## YOUR ASSIGNMENT
Look for the word "name" in the material below. Copy each line that has it.

## TASK MATERIAL
==*==

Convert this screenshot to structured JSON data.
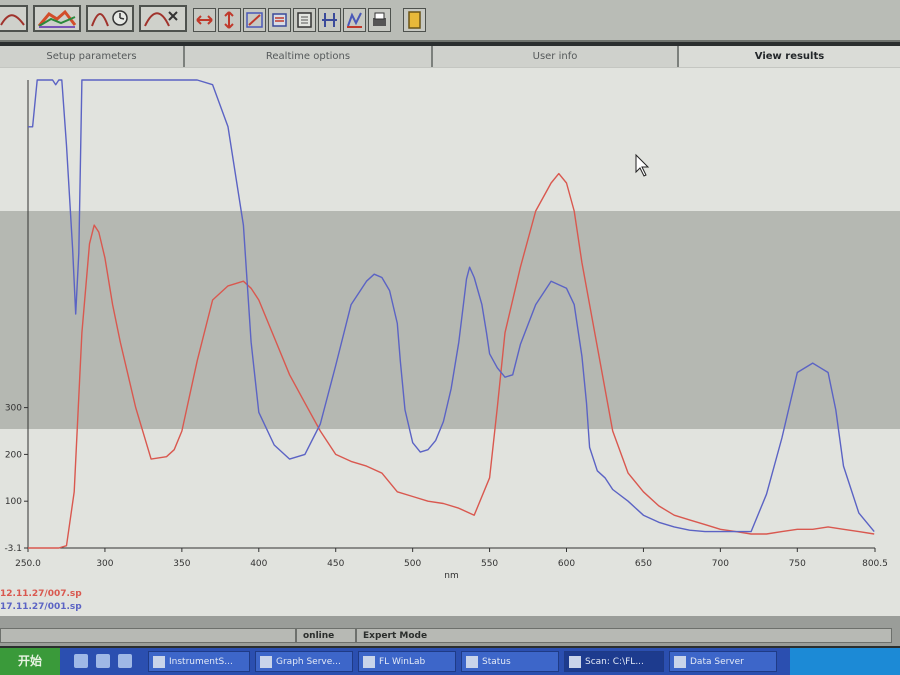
{
  "tabs": [
    {
      "label": "Setup parameters",
      "active": false
    },
    {
      "label": "Realtime options",
      "active": false
    },
    {
      "label": "User info",
      "active": false
    },
    {
      "label": "View results",
      "active": true
    }
  ],
  "chart_data": {
    "type": "line",
    "xlabel": "nm",
    "xlim": [
      250,
      800.5
    ],
    "ylim": [
      -3.1,
      1000
    ],
    "x_ticks": [
      "250.0",
      "300",
      "350",
      "400",
      "450",
      "500",
      "550",
      "600",
      "650",
      "700",
      "750",
      "800.5"
    ],
    "y_ticks": [
      "-3.1",
      "100",
      "200",
      "300"
    ],
    "series": [
      {
        "name": "12.11.27/007.sp",
        "color": "#d9584f",
        "x": [
          250,
          260,
          270,
          275,
          280,
          285,
          290,
          293,
          296,
          300,
          305,
          310,
          320,
          330,
          340,
          345,
          350,
          360,
          370,
          380,
          390,
          395,
          400,
          410,
          420,
          430,
          440,
          450,
          460,
          470,
          480,
          490,
          500,
          510,
          520,
          530,
          540,
          550,
          555,
          560,
          570,
          580,
          590,
          595,
          600,
          605,
          610,
          620,
          630,
          640,
          650,
          660,
          670,
          680,
          690,
          700,
          710,
          720,
          730,
          740,
          750,
          760,
          770,
          780,
          790,
          800
        ],
        "y": [
          0,
          0,
          0,
          5,
          120,
          460,
          650,
          690,
          675,
          620,
          520,
          440,
          300,
          190,
          195,
          210,
          250,
          400,
          530,
          560,
          570,
          555,
          530,
          450,
          370,
          310,
          250,
          200,
          185,
          175,
          160,
          120,
          110,
          100,
          95,
          85,
          70,
          150,
          300,
          460,
          600,
          720,
          780,
          800,
          780,
          720,
          610,
          430,
          250,
          160,
          120,
          90,
          70,
          60,
          50,
          40,
          35,
          30,
          30,
          35,
          40,
          40,
          45,
          40,
          35,
          30
        ]
      },
      {
        "name": "17.11.27/001.sp",
        "color": "#5b63c4",
        "x": [
          250,
          253,
          256,
          260,
          264,
          266,
          268,
          270,
          272,
          275,
          279,
          281,
          283,
          285,
          290,
          296,
          300,
          305,
          310,
          315,
          320,
          330,
          340,
          350,
          360,
          370,
          380,
          390,
          395,
          400,
          410,
          420,
          430,
          440,
          450,
          460,
          470,
          475,
          480,
          485,
          490,
          492,
          495,
          500,
          505,
          510,
          515,
          520,
          525,
          530,
          533,
          535,
          537,
          540,
          545,
          548,
          550,
          555,
          560,
          565,
          570,
          580,
          590,
          600,
          605,
          610,
          613,
          615,
          620,
          625,
          630,
          640,
          650,
          660,
          670,
          680,
          690,
          700,
          710,
          720,
          730,
          740,
          750,
          760,
          765,
          770,
          775,
          780,
          790,
          800
        ],
        "y": [
          900,
          900,
          1000,
          1000,
          1000,
          1000,
          990,
          1000,
          1000,
          860,
          640,
          500,
          630,
          1000,
          1000,
          1000,
          1000,
          1000,
          1000,
          1000,
          1000,
          1000,
          1000,
          1000,
          1000,
          990,
          900,
          690,
          440,
          290,
          220,
          190,
          200,
          265,
          390,
          520,
          570,
          585,
          578,
          550,
          480,
          400,
          295,
          225,
          205,
          210,
          230,
          270,
          340,
          440,
          520,
          575,
          600,
          578,
          520,
          460,
          415,
          385,
          365,
          370,
          435,
          520,
          570,
          555,
          520,
          410,
          310,
          215,
          165,
          150,
          125,
          100,
          70,
          55,
          45,
          38,
          35,
          35,
          35,
          35,
          115,
          235,
          375,
          395,
          385,
          375,
          295,
          175,
          75,
          35
        ]
      }
    ]
  }
}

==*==

## SOLUTION FOR THIS TASK
        "name": "12.11.27/007.sp",
        "name": "17.11.27/001.sp",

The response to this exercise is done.